There is a subtle but still significant difference between describing somebody as a stoic and describing them as a Stoic. The former simply means one who endures suffering without complaint (or, occasionally, one who is also indifferent to pleasure). If you’re a Stoic, however, then you are probably a student of the three great Roman writers, Seneca, Epictetus and Marcus Aurelius, all of whom were followers of the Greek philosopher Zeno, who taught in the Stoa Poikile (painted porch) in Athens until his death around 261BC, and whose writings are now lost.
The mastering of emotions is certainly a key element of Stoic philosophy but – as this accessible and absorbing new study by John Sellars makes clear – it is only one aspect of a much more complex and (without wanting to get bogged down in the Sophists) sophisticated way of thinking about the world.
Sellars lectures in philosophy at Royal Holloway, University of London, and he is also one of the founder members of Modern Stoicism, the group behind Stoic Week – an annual event in which members of the public are invited to live like a Stoic for seven days. So far, over 20,000 people have taken part, and Sellars claims that, on the whole, participants reported an improved sense of wellbeing. As you might expect from a writer so evidently committed to making classical philosophy relevant for today, this book is light on academic posturing and focuses instead on the practical applications and potential benefits of Stoic thinking.
After dealing with Zeno and the genesis of Stoicism in an admirably pithy prologue, Sellars launches into the concept of the philosopher as doctor, as espoused by Epictetus, a former slave, originally from Asia Minor, who set up a philosophy school in a town called Nicopolis in western Greece towards the end of the first century AD. In his teachings, later written up by one of his pupils, Arrian, as the Discourses of Epictetus, he explains that the philosopher’s school is a “hospital for souls” – a concept, Sellars writes, that “extended back at least to Socrates”.
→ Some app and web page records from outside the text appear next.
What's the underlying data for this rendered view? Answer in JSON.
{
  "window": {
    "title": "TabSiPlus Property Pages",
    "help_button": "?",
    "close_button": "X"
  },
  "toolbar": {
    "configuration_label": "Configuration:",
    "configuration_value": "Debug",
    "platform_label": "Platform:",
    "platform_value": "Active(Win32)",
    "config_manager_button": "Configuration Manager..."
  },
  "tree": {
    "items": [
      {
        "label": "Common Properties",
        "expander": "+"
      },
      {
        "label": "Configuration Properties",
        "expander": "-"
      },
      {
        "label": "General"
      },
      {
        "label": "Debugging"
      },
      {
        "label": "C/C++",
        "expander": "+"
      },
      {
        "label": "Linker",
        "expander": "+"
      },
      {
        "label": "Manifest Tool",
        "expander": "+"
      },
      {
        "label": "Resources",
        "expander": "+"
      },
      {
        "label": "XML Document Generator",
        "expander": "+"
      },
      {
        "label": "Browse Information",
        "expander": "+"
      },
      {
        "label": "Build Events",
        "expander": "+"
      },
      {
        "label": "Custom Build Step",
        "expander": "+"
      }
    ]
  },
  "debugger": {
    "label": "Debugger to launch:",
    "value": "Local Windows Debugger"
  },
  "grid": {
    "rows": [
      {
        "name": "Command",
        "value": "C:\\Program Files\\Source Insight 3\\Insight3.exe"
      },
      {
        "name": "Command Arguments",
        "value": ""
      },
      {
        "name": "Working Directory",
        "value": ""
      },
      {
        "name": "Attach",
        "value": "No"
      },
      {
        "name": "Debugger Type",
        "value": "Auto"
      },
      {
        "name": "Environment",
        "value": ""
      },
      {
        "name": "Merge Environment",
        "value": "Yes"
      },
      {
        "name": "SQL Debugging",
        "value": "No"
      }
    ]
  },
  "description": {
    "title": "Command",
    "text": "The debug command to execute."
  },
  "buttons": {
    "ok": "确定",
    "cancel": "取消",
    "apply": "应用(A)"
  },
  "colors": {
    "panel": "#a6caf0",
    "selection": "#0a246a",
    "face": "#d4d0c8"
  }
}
Like the Cynics, the Stoics believed that only a person’s character can be good or bad, and they referred to everything else – including money and success – as “indifferents”. Unlike the Cynics, however, who tended to reject wealth, the Stoics believed that it was natural for humans to pursue things that helped them survive; these things couldn’t be inherently good or bad, but they could still have value.
Moving on to the writings of the emperor Marcus Aurelius, Sellars takes this train of thought to its logical conclusion: events can’t be said to be good or bad either, they are merely things that happen that are beyond our control. However, while we can’t control events we can control our reactions to them (judgments), and if we can become masters of our own judgments, we can become, as far as is possible, in control of our lives.
With reference to Seneca’s essay On Anger, Sellars then goes on to show how this might work in practice. “Seneca says that anger is usually the product of a sense of injury,” Sellars writes. “So the thing that must be challenged is the impression that some injury has happened, which already contains within it a judgment... It is essential to pause, take a moment and reflect on what has just happened before making a judgment about it.” And if, after all this, you still end up feeling angry? Once the emotion is there, “there is nothing we can do but wait for it to subside” before deciding on a sensible course of action.
There is a lot more to this book, and – of course – a whole lot more to Stoic philosophy, but that is perhaps the nub of the Stoic worldview, and at times like these, when the world seems increasingly to be governed by instinctive, unconsidered reactions, it feels like something that bears repeating. Roger Cox
Book review: Lessons in Stoicism, by John Sellars, Allen Lane, 80pp, £9.99